→ **WORK INSTRUCTIONS**: Wherever the word "header" turns up in a line of the entries, copy that line.

→ **MATERIAL FOR THIS EXERCISE**:
══════════

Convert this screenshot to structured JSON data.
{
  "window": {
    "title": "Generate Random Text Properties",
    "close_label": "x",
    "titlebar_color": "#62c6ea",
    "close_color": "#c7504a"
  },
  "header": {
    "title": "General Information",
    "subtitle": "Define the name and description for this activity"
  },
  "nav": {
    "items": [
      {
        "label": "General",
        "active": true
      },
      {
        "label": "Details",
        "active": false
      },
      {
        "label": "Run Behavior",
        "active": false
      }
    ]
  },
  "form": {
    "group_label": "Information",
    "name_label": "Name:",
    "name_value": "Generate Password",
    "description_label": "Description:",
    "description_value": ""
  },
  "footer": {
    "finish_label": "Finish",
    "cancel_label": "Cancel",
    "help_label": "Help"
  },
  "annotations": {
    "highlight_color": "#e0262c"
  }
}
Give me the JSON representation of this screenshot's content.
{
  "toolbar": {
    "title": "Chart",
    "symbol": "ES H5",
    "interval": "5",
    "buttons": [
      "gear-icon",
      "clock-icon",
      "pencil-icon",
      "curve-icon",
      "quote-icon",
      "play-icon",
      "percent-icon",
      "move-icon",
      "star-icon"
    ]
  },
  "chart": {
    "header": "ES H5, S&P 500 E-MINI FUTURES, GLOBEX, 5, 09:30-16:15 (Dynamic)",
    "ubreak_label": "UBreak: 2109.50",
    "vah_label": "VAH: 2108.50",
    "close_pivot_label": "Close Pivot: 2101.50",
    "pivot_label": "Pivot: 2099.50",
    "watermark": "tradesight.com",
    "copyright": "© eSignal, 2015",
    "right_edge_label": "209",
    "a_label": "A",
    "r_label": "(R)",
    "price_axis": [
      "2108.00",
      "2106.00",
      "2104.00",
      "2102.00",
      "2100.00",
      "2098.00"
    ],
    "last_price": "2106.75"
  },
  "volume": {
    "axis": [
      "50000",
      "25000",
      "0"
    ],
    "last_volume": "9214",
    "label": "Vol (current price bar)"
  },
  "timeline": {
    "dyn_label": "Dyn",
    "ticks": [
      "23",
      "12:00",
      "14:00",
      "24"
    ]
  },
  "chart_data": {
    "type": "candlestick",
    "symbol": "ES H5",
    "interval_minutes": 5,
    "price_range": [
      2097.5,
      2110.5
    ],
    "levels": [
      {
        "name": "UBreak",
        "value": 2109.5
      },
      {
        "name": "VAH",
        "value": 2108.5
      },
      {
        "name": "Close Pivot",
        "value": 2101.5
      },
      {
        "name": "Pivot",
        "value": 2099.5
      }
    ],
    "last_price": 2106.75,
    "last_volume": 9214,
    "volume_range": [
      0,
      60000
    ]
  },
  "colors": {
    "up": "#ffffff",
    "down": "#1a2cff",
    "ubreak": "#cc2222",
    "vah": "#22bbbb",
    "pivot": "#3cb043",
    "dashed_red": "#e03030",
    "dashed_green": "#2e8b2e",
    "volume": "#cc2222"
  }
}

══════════

→ **SOLUTION TO THIS EXERCISE**:
  "header": {
    "header": "ES H5, S&P 500 E-MINI FUTURES, GLOBEX, 5, 09:30-16:15 (Dynamic)",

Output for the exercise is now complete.